		if(instance == null) {
			synchronized(DoubleCheckedLocking.class) {
				if(instance == null) {
					instance = new Instance();  //instance volatile 
				}
			}
		}
		return instance;
	}

} 
When the object is declared as volatile, the reordering of 2 and 3 in the pseudo code will be prohibited in a multi-threaded environment.

2. Allow 2 and 3 reordering, but not allow other threads to "see" this reordering.
JVM in the initialization phase of the class (that is, after the Class is loaded and before being used by the thread), it will perform the initialization of the class. During the initialization of the class, the JVM will acquire a lock, which can synchronize the initialization of a class by multiple threads. Based on this feature, we can implement thread-safe lazy initialization while allowing 2 and 3 reordering.

public class InstanceFactory {
	
	private static class InstanceHolder {
		public static Instance instance = new Instance();
	}
	
	public static Instance getInstance() {
		return InstanceHolder.instance;   //InstanceHolder 
	}
	
} 
The essence of this scheme is: 2 and 3 reordering are allowed, but non-structural threads (such as thread B) are not allowed to "see" this reordering.
In InstanceFactory, the thread that executes the getInstance method for the first time (such as thread A) will cause the InstanceHolder class to be initialized, but what if multiple threads call the getInstance method at the same time?
The Java language specification stipulates that for each class or interface C, there is a unique initialization lock LC corresponding to it. The mapping from C to LC is freely implemented by the specific implementation of the JVM. The JVM acquires this initialization lock during initialization, and each thread acquires the lock at least once to ensure that this class is initialized.
This process is relatively lengthy, and I will not describe it here. In short, the JVM synchronizes the operation of multiple threads to initialize an object at the same time through the initialization lock to ensure that the class will not be initialized multiple times.

By comparing the volatile-based double check locking scheme and the class-based initialization scheme, we find that the class-based initialization scheme is more concise. However, the volatile-based double-checked locking scheme has an additional advantage: in addition to lazy initialization of static fields, lazy initialization of instance fields can also be achieved.

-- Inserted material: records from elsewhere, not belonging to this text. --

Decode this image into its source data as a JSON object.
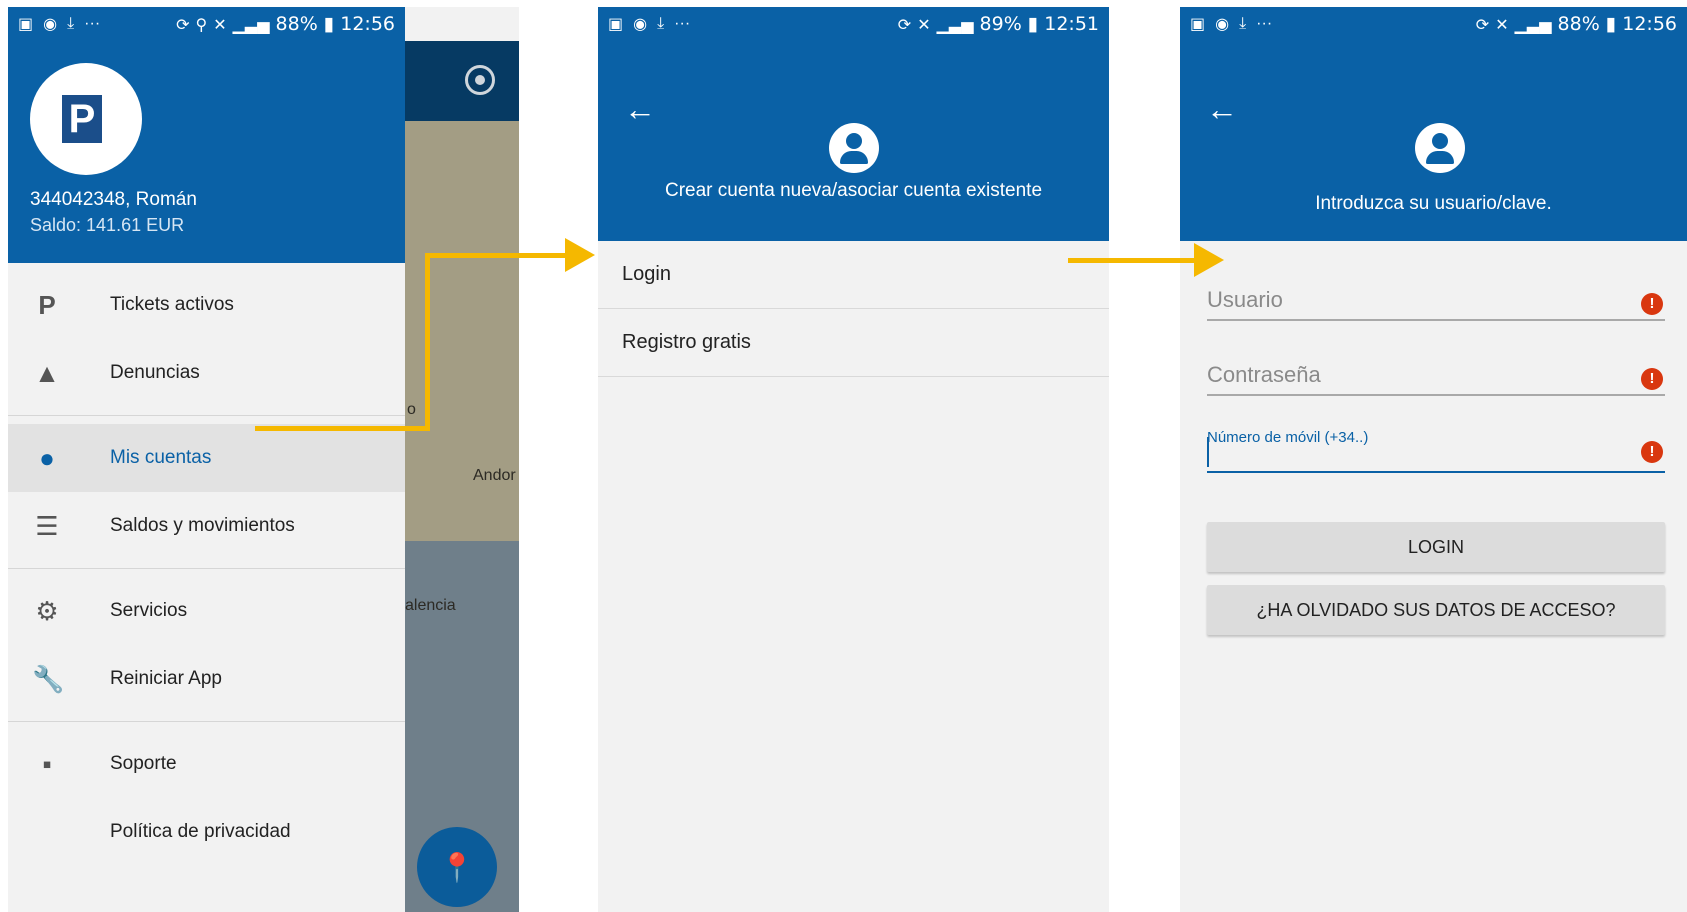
{
  "screens": [
    {
      "status": {
        "battery": "88%",
        "time": "12:56"
      },
      "drawer": {
        "account": "344042348, Román",
        "balance": "Saldo: 141.61 EUR",
        "menu": [
          {
            "label": "Tickets activos",
            "icon": "parking-icon"
          },
          {
            "label": "Denuncias",
            "icon": "warning-icon"
          },
          {
            "label": "Mis cuentas",
            "icon": "account-icon",
            "active": true
          },
          {
            "label": "Saldos y movimientos",
            "icon": "list-icon"
          },
          {
            "label": "Servicios",
            "icon": "gear-icon"
          },
          {
            "label": "Reiniciar App",
            "icon": "wrench-icon"
          },
          {
            "label": "Soporte",
            "icon": "feedback-icon"
          },
          {
            "label": "Política de privacidad",
            "icon": ""
          }
        ]
      },
      "map_labels": [
        "o",
        "Andor",
        "alencia"
      ]
    },
    {
      "status": {
        "battery": "89%",
        "time": "12:51"
      },
      "header_title": "Crear cuenta nueva/asociar cuenta existente",
      "list": [
        "Login",
        "Registro gratis"
      ]
    },
    {
      "status": {
        "battery": "88%",
        "time": "12:56"
      },
      "header_title": "Introduzca su usuario/clave.",
      "fields": {
        "user_placeholder": "Usuario",
        "password_placeholder": "Contraseña",
        "mobile_label": "Número de móvil (+34..)"
      },
      "buttons": {
        "login": "LOGIN",
        "forgot": "¿HA OLVIDADO SUS DATOS DE ACCESO?"
      }
    }
  ],
  "colors": {
    "primary": "#0a61a6",
    "arrow": "#f5b800",
    "error": "#d9370f"
  }
}
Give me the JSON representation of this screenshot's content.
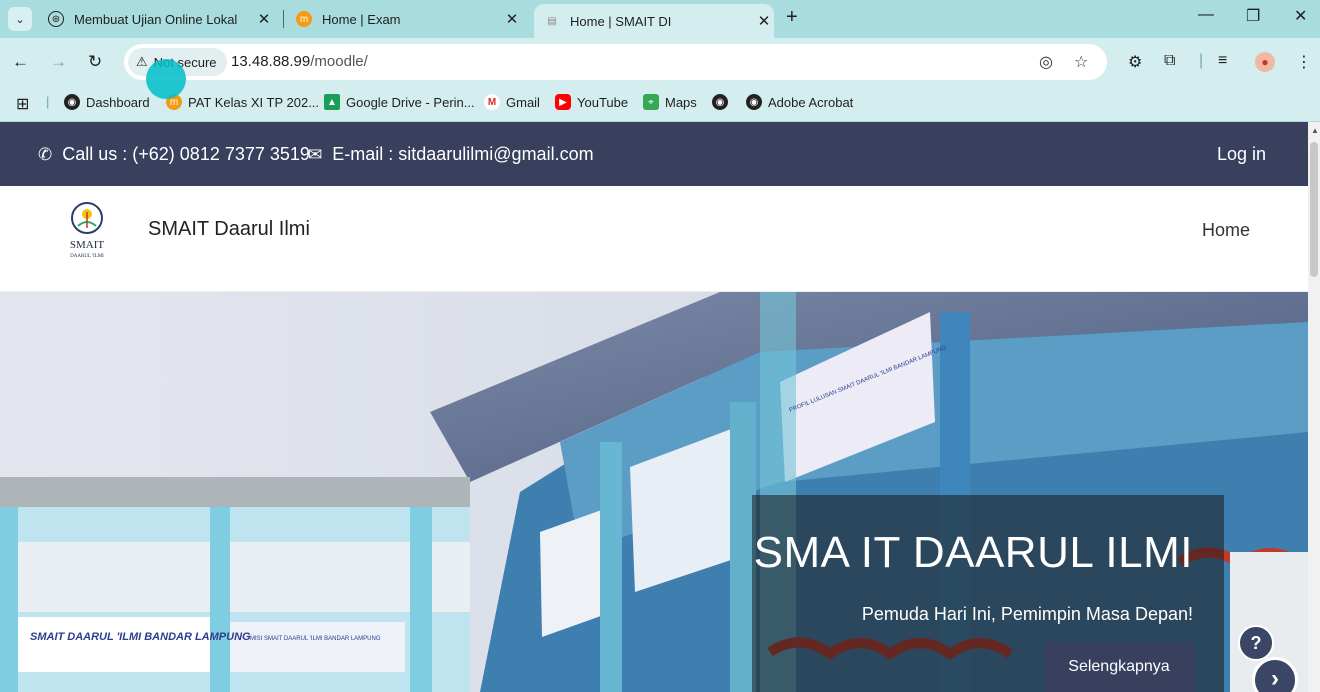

In the design mode, there is a singleton mode (Singleton), which is more commonly used. We can use volatile-based double-checked locking and class-based initialization schemes to create singleton objects. In actual work, I generally use The scheme of class initialization is to implement the singleton pattern.